§ Task instructions
The answer is the complete listing below, written out again exactly.

§ Provided records

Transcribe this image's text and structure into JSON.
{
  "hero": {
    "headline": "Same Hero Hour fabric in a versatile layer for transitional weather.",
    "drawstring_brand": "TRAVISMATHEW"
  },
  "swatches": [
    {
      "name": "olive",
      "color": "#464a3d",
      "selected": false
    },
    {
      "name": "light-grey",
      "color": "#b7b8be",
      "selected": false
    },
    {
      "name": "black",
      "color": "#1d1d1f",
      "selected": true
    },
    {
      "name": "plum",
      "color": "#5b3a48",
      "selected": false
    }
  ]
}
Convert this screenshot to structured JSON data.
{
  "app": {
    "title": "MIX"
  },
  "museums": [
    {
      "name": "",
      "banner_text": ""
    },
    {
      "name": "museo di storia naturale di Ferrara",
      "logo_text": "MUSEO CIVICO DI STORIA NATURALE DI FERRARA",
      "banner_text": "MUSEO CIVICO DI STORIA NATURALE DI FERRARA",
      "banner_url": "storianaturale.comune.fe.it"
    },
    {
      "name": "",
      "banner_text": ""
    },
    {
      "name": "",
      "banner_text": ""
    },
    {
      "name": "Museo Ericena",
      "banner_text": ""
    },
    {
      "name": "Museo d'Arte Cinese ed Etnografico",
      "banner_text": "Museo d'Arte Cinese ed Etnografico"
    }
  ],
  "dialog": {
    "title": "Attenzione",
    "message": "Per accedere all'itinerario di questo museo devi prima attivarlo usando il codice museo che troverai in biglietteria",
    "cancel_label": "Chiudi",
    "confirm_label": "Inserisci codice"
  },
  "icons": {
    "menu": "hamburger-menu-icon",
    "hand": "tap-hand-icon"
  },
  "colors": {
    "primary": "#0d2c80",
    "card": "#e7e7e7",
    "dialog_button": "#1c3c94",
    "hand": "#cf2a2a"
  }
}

§ Exercise solution
Transcribe this image's text and structure into JSON.
{
  "hero": {
    "headline": "Same Hero Hour fabric in a versatile layer for transitional weather.",
    "drawstring_brand": "TRAVISMATHEW"
  },
  "swatches": [
    {
      "name": "olive",
      "color": "#464a3d",
      "selected": false
    },
    {
      "name": "light-grey",
      "color": "#b7b8be",
      "selected": false
    },
    {
      "name": "black",
      "color": "#1d1d1f",
      "selected": true
    },
    {
      "name": "plum",
      "color": "#5b3a48",
      "selected": false
    }
  ]
}
Convert this screenshot to structured JSON data.
{
  "app": {
    "title": "MIX"
  },
  "museums": [
    {
      "name": "",
      "banner_text": ""
    },
    {
      "name": "museo di storia naturale di Ferrara",
      "logo_text": "MUSEO CIVICO DI STORIA NATURALE DI FERRARA",
      "banner_text": "MUSEO CIVICO DI STORIA NATURALE DI FERRARA",
      "banner_url": "storianaturale.comune.fe.it"
    },
    {
      "name": "",
      "banner_text": ""
    },
    {
      "name": "",
      "banner_text": ""
    },
    {
      "name": "Museo Ericena",
      "banner_text": ""
    },
    {
      "name": "Museo d'Arte Cinese ed Etnografico",
      "banner_text": "Museo d'Arte Cinese ed Etnografico"
    }
  ],
  "dialog": {
    "title": "Attenzione",
    "message": "Per accedere all'itinerario di questo museo devi prima attivarlo usando il codice museo che troverai in biglietteria",
    "cancel_label": "Chiudi",
    "confirm_label": "Inserisci codice"
  },
  "icons": {
    "menu": "hamburger-menu-icon",
    "hand": "tap-hand-icon"
  },
  "colors": {
    "primary": "#0d2c80",
    "card": "#e7e7e7",
    "dialog_button": "#1c3c94",
    "hand": "#cf2a2a"
  }
}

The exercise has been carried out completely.